I’m new to this blog but it’s been so great reading that there is the possibility of recovery.

I’m 28 now and had my symptoms start in July last year with them becoming increasingly worse for 6 months or so - it started off with a vertigo attach and after that there have been imbalance, dizziness, head pressure, ‘tilting’ and also a related anxiety situation where I was even afraid to leave the house on my own.

My workplace were very understanding and I somehow managed to get 6-7 months off work for recovery - I was very grateful for this as I thought I just needed some time and I also got married in May this year! My symptoms (and attitude) got much better during my break and the wedding went well, after which I returned to work. I was fine for the first 2/3 weeks using a phased return although it was a stressful time of the year to join - during this time I was totally happy travelling to work and had my confidence return at being on my own again. As soon as my hormone cycle hit and I went back to normal hours (the week coincided between the two), I felt I could no longer get on the trains and my health has generally been on a downhill curve since.

Unfortunately, I’ve had to resign as I am not able to fulfill my duties effectively and feel that I need to find some part time work in order to decrease the stress and the travelling. This has been really difficult as I really enjoy my job (as far as jobs go) and on days I feel ok, I start panicking over whether I’ve made the right decision and feel like taking back my resignation - this isn’t helping my stress levels.

Has anyone had any experience of part time work making them feel better?

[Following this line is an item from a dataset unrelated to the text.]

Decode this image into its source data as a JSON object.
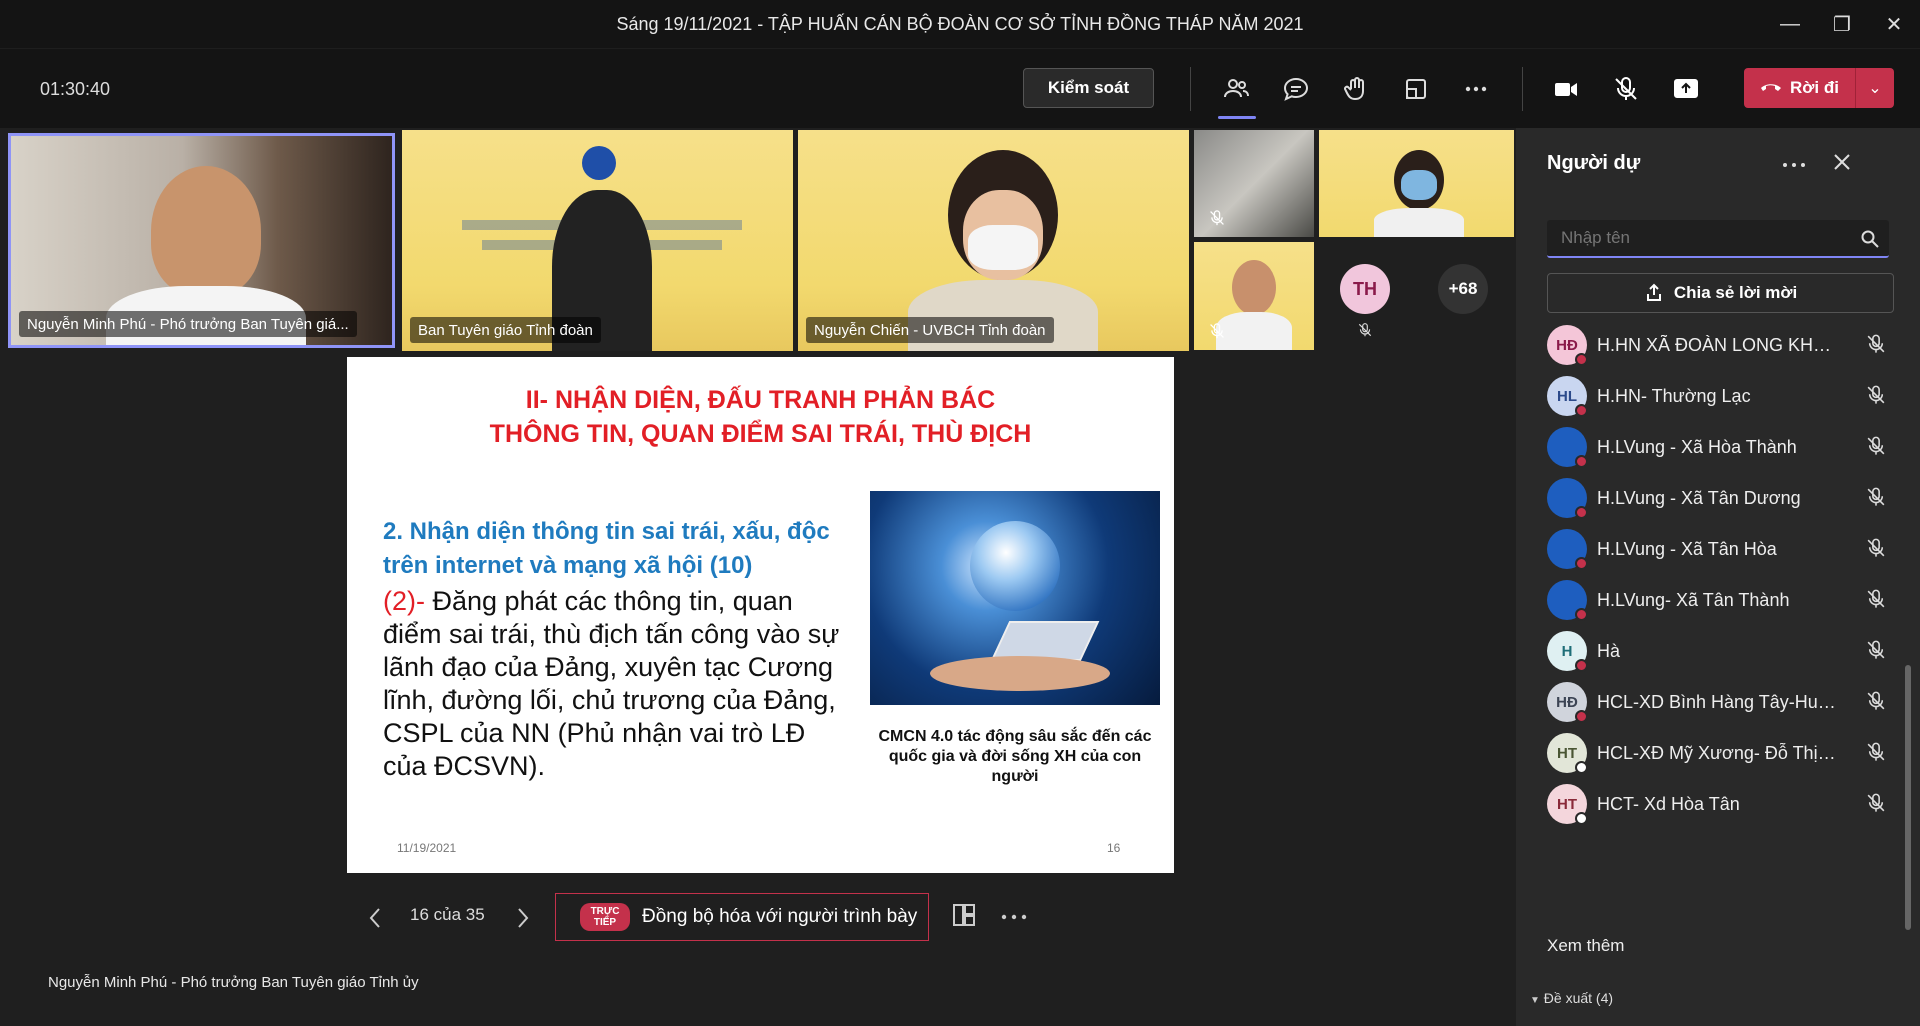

I am also worried about being able to get a decent part time job (even though I have a pretty good CV) and worried about how they will react to my taking sick days etc.

Has anyone had any experience of switching to part time work that helped?